All the data should be repeated exactly. Any image in it is left out.
··········
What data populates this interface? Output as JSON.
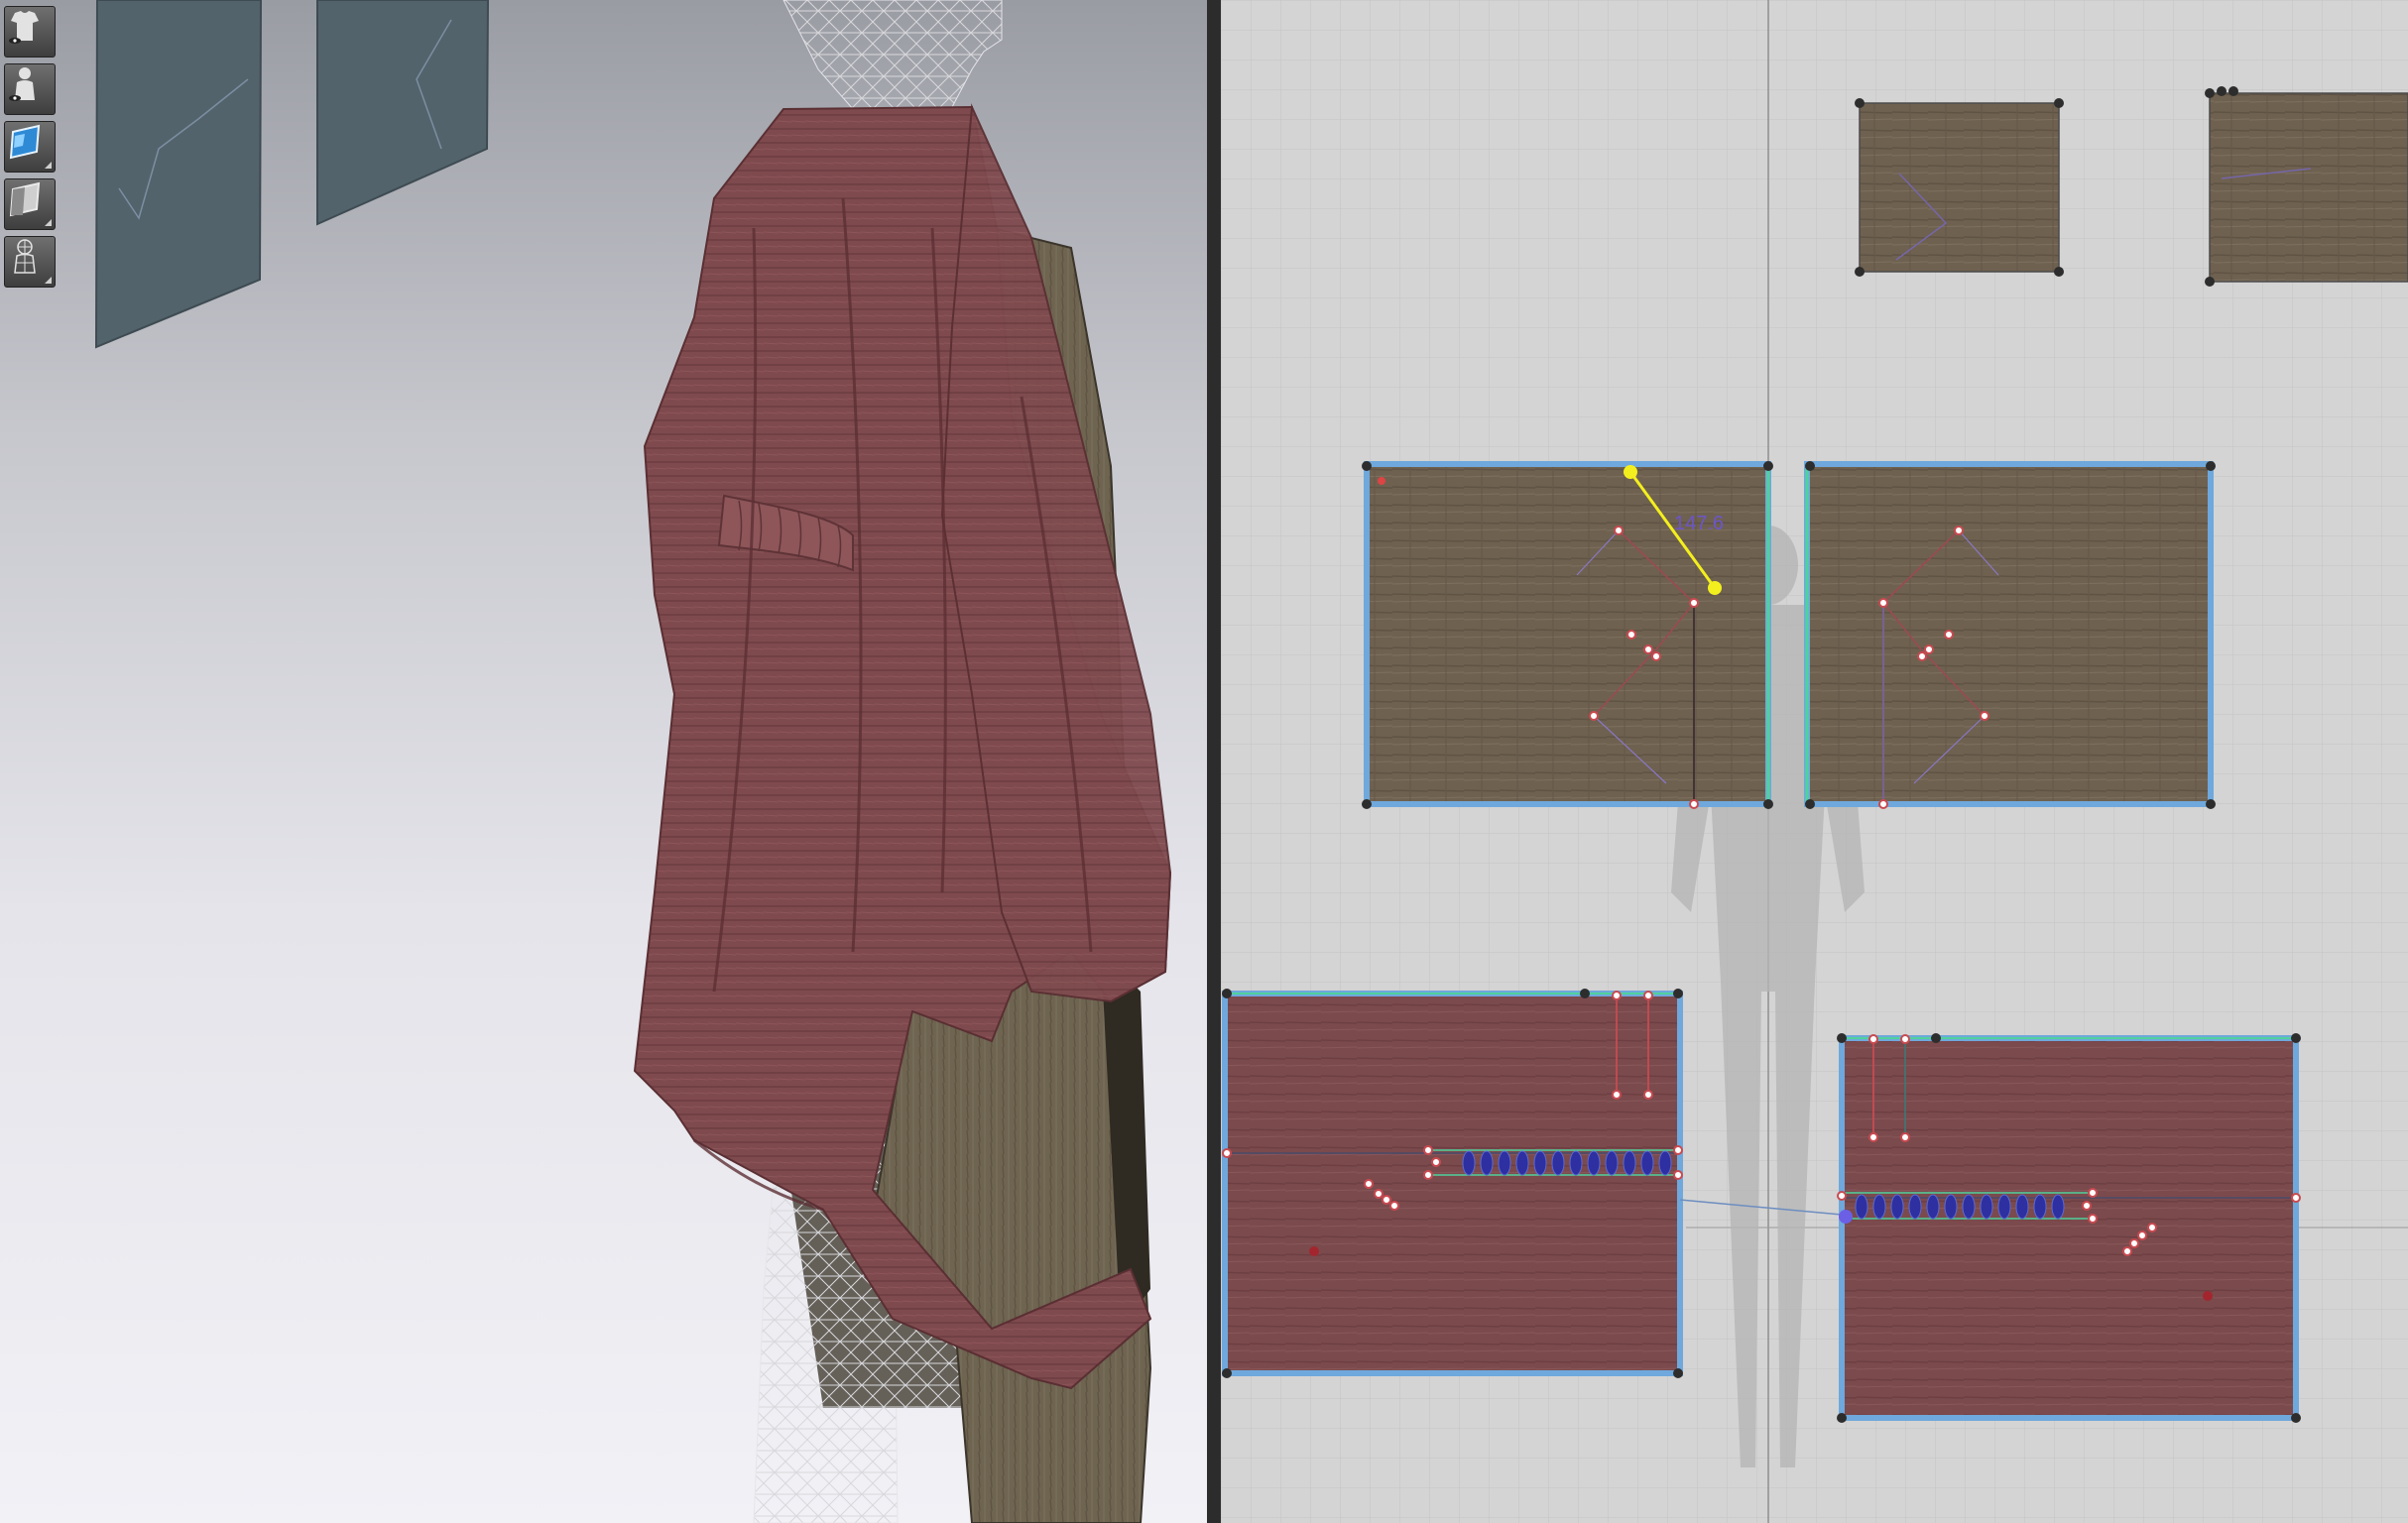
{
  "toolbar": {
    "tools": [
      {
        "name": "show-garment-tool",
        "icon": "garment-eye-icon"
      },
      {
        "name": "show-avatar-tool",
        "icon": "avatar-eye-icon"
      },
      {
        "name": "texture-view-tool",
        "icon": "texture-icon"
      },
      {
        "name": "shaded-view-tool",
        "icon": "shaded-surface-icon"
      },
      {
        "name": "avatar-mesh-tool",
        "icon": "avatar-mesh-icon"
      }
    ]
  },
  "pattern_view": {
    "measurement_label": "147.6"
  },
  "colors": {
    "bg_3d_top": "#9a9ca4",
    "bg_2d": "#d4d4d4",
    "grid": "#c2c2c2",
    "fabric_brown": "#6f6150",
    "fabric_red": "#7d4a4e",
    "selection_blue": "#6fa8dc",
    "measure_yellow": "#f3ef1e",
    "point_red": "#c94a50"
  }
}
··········
Task result:
What data populates this interface? Output as JSON.
{
  "toolbar": {
    "tools": [
      {
        "name": "show-garment-tool",
        "icon": "garment-eye-icon"
      },
      {
        "name": "show-avatar-tool",
        "icon": "avatar-eye-icon"
      },
      {
        "name": "texture-view-tool",
        "icon": "texture-icon"
      },
      {
        "name": "shaded-view-tool",
        "icon": "shaded-surface-icon"
      },
      {
        "name": "avatar-mesh-tool",
        "icon": "avatar-mesh-icon"
      }
    ]
  },
  "pattern_view": {
    "measurement_label": "147.6"
  },
  "colors": {
    "bg_3d_top": "#9a9ca4",
    "bg_2d": "#d4d4d4",
    "grid": "#c2c2c2",
    "fabric_brown": "#6f6150",
    "fabric_red": "#7d4a4e",
    "selection_blue": "#6fa8dc",
    "measure_yellow": "#f3ef1e",
    "point_red": "#c94a50"
  }
}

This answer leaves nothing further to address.